When I went for genetic testing, the secular geneticist told me that her rule of thumb was "oh they'll just test each pregnancy and terminate the Tay-Sachs ones." Suffice to say that Rabbi Moshe Feinstein vehemently opposed that logic. His student Rabbi Tendler is therefore opposed to amniocentesis as the couple will then be pressured to terminate -- when according to Rabbi Feinstein it's not permitted to do so. (Note that other rabbis are more lenient in some unfortunate cases.)
I think the majority of Orthodox poskim today will tell you that two carriers really should look for other people to marry. It's the least-bad option. Hence the importance of checking for compatibility well before a relationship gets underway. (Rabbi Feinstein himself recommended finding one's carrier status as soon as one decides that s/he is "seriously of dating age", while the tests could be done earlier he didn't want more anxiety weighing on people. Today Dor Yeshorim removes the stigma by no one knowing their actual status.)
Should a couple realize they're both carriers: Rabbi Feinstein had ruled "if a man has a condition such that, regardless of who he marries, there's a 50% chance that his child will have medical problems but a life expectancy of several decades with treatment ... he should have faith and get married", with others questioning this. That's a far, far cry from saying that a couple who know there's a 25% chance any child they have won't survive preschool age should have "faith."!

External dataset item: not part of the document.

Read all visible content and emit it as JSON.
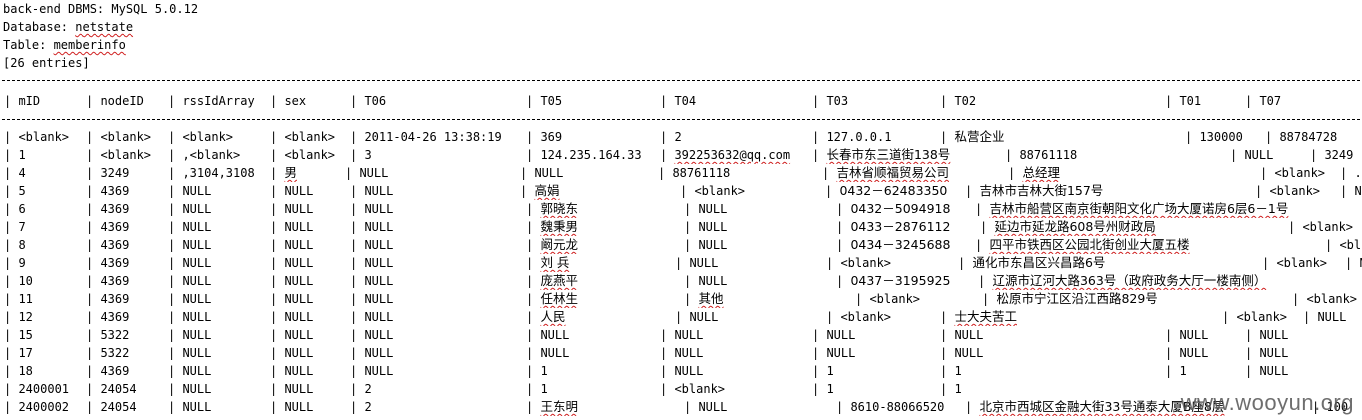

- A couple who know they're both carriers shouldn't get married.
- If they're already married and determine they're carriers, it's reasonable to question whether the mitzva to try to conceive conventionally would apply -- as the emotional cost here is so high. I'd assume many would advise against it.
- Adoption, or IVF with preimplantation testing, are both complex options that may be advisable, pending a couple's consultation with their rabbi.